First to everyone who has been so kindly inquiring, my husband is continuing to do thorough research about his treatment options. My mother-in-law, Olga, is thriving in her lively new home, as much a queen as ever. She has several guardian cats. She regards them with a certain tolerant disdain (and secretly enjoys their attention). What is a goddess to do?
Every now and then a story in the news gets under my skin, and I have to respond directly. I read the story on http://www.truthout.org/1114098. The next day aol had picked it up: w|dl3|link3|http%3A%2F%2Fnews.aol.com%2Fmain%2Fnc%2Farticle%2Falexis-hutchinson-refuses-deployment-to%2F769226 Here’s the gist:
Alexis Hutchinson, an army cook and the single mother of an eleven-month-old son, was scheduled to be deployed to Afghanistan on November 15th. The plan for her son’s care that she had filed with the army fell through when her mother realized she could not add care of an infant to the load she was already carrying. (Three family members in need of nursing care.) The army first granted, and then revoked an extension that would have allowed Alexis Hutchinson to arrange for alternative care. When Ms. Hutchinson refused to leave her son on the appointed date, he was taken into foster care, and she was arrested and is currently confined on a base in Georgia. She faces potential court martial and a year in jail.
The army’s decision to revoke the extension, place the child in foster care, and arrest the mother appalls me. That Alexis Hutchinson was using her child to avoid deployment in Afghanistan, as military officials have alleged, is the grossest speculation and moreover beside the point. If parents of either gender are willing to risk their lives in the course of military service, the military has an obligation to support them in every way possible in making acceptable arrangements for their children. Forcing a parent to place a child in foster care is unacceptable. The suffering already inflicted on this child and this mother is both cruel and unnecessary. I wrote to Michelle Obama, who has said that she has a particular concern for military families, to ask her not only to look into this case but into military policy regarding parents who must leave children behind when they deploy to Iraq and Afghanistan and other posts where family cannot follow.
The title of this blog is Mother Right, a concept that was part of ancient Celtic law and the laws of some other ancient peoples, I believe. I have been searching for a definition of it among my books, including in Magdalen Rising where Maeve gives a definition. But I haven’t been able to place my finger on it yet, and I am almost out of time today. I will keep looking and include the definition in next week’s blog.
For now, I am going to make something up. Mother right, in today’s winging-it definition, not only has to do with the rights of women to own property, participate in all aspects of the political process, bear arms, have spiritual authority, and sexual autonomy, all of which rights ancient Celtic women exercised and enjoyed. Mother right in today’s definition is law that includes both common sense and compassion. The spirit that gives life instead of the letter than kills (as good lordess deliver us Maeve’s nemesis Paul of Tarsus once said). A law that is unresponsive to individual circumstance soon becomes a form of oppression and abuse.

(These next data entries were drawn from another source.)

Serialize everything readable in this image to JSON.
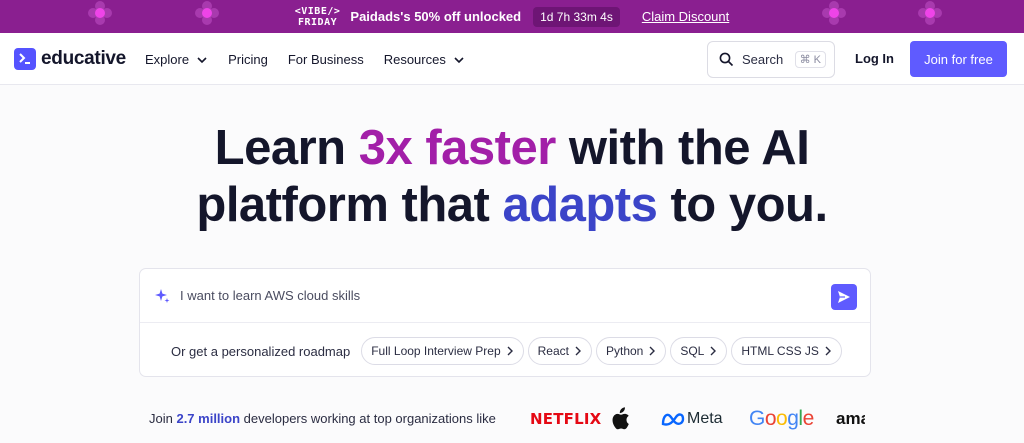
{
  "promo": {
    "badge_line1": "VIBE",
    "badge_line2": "FRIDAY",
    "text": "Paidads's 50% off unlocked",
    "timer": "1d 7h 33m 4s",
    "cta": "Claim Discount"
  },
  "header": {
    "logo_text": "educative",
    "nav": [
      "Explore",
      "Pricing",
      "For Business",
      "Resources"
    ],
    "search_label": "Search",
    "search_shortcut": "⌘ K",
    "login": "Log In",
    "join": "Join for free"
  },
  "hero": {
    "line1_a": "Learn ",
    "line1_highlight": "3x faster",
    "line1_b": " with the AI",
    "line2_a": "platform that ",
    "line2_highlight": "adapts",
    "line2_b": " to you."
  },
  "prompt": {
    "value": "I want to learn AWS cloud skills",
    "roadmap_label": "Or get a personalized roadmap",
    "chips": [
      "Full Loop Interview Prep",
      "React",
      "Python",
      "SQL",
      "HTML CSS JS"
    ]
  },
  "proof": {
    "prefix": "Join ",
    "number": "2.7 million",
    "suffix": " developers working at top organizations like",
    "brands": [
      "NETFLIX",
      "Meta",
      "Google",
      "ama"
    ]
  },
  "colors": {
    "promo_bg": "#8a1f90",
    "accent": "#5f5bff",
    "highlight_purple": "#a21fa8",
    "highlight_blue": "#3b44c8"
  },
  "icons": [
    "flower-icon",
    "logo-mark-icon",
    "chevron-down-icon",
    "search-icon",
    "sparkle-icon",
    "send-icon",
    "chevron-right-icon",
    "apple-icon"
  ]
}
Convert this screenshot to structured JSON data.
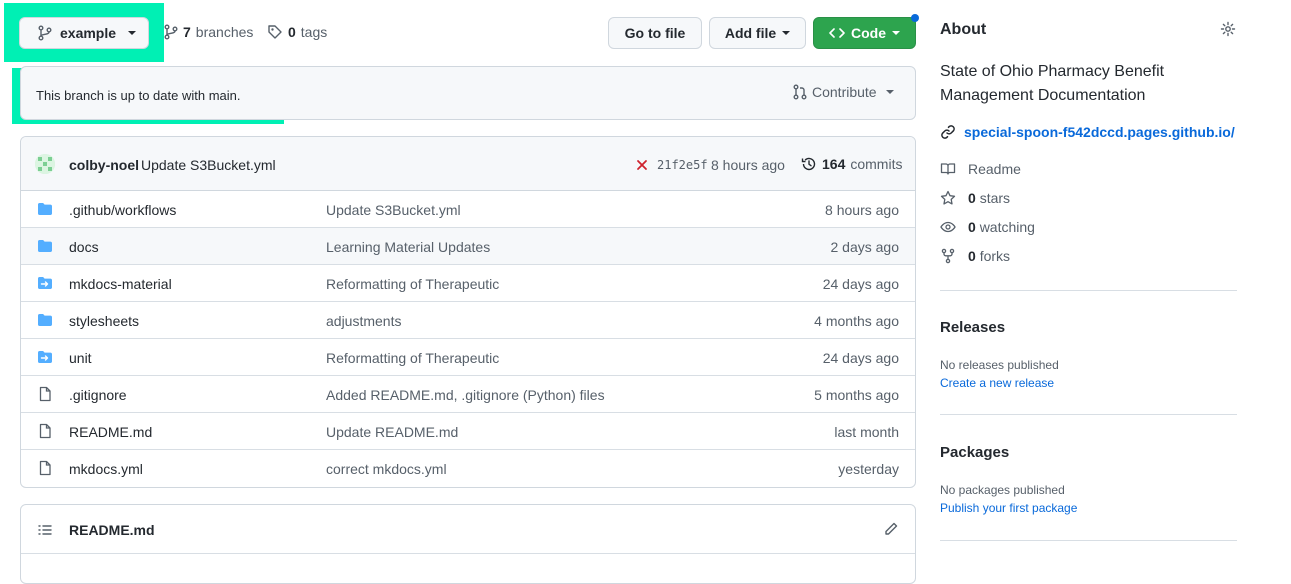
{
  "top": {
    "branch_label": "example",
    "branches_count": "7",
    "branches_label": "branches",
    "tags_count": "0",
    "tags_label": "tags",
    "go_to_file": "Go to file",
    "add_file": "Add file",
    "code": "Code"
  },
  "status": {
    "text": "This branch is up to date with main.",
    "contribute": "Contribute"
  },
  "commit": {
    "author": "colby-noel",
    "message": "Update S3Bucket.yml",
    "sha": "21f2e5f",
    "time": "8 hours ago",
    "commits_count": "164",
    "commits_label": "commits"
  },
  "files": [
    {
      "name": ".github/workflows",
      "message": "Update S3Bucket.yml",
      "age": "8 hours ago",
      "icon": "folder-icon"
    },
    {
      "name": "docs",
      "message": "Learning Material Updates",
      "age": "2 days ago",
      "icon": "folder-icon"
    },
    {
      "name": "mkdocs-material",
      "message": "Reformatting of Therapeutic",
      "age": "24 days ago",
      "icon": "submodule-icon"
    },
    {
      "name": "stylesheets",
      "message": "adjustments",
      "age": "4 months ago",
      "icon": "folder-icon"
    },
    {
      "name": "unit",
      "message": "Reformatting of Therapeutic",
      "age": "24 days ago",
      "icon": "submodule-icon"
    },
    {
      "name": ".gitignore",
      "message": "Added README.md, .gitignore (Python) files",
      "age": "5 months ago",
      "icon": "file-icon"
    },
    {
      "name": "README.md",
      "message": "Update README.md",
      "age": "last month",
      "icon": "file-icon"
    },
    {
      "name": "mkdocs.yml",
      "message": "correct mkdocs.yml",
      "age": "yesterday",
      "icon": "file-icon"
    }
  ],
  "readme": {
    "title": "README.md"
  },
  "about": {
    "title": "About",
    "description_line1": "State of Ohio Pharmacy Benefit",
    "description_line2": "Management Documentation",
    "link": "special-spoon-f542dccd.pages.github.io/",
    "readme": "Readme",
    "stars_count": "0",
    "stars_label": "stars",
    "watching_count": "0",
    "watching_label": "watching",
    "forks_count": "0",
    "forks_label": "forks"
  },
  "releases": {
    "title": "Releases",
    "none": "No releases published",
    "create": "Create a new release"
  },
  "packages": {
    "title": "Packages",
    "none": "No packages published",
    "publish": "Publish your first package"
  },
  "colors": {
    "highlight": "#00f0b4",
    "code_button": "#2da44e",
    "link": "#0969da",
    "folder": "#54aeff",
    "error_x": "#cf222e"
  }
}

As to the subject of mothers (and fathers!) in the military and the heartrending choices they make–or have made–that is a subject for another blog. Or novel, like the one I am writing now set during the rebellion of Queen Boudica against the Roman occupation. A hard book to write. More another day.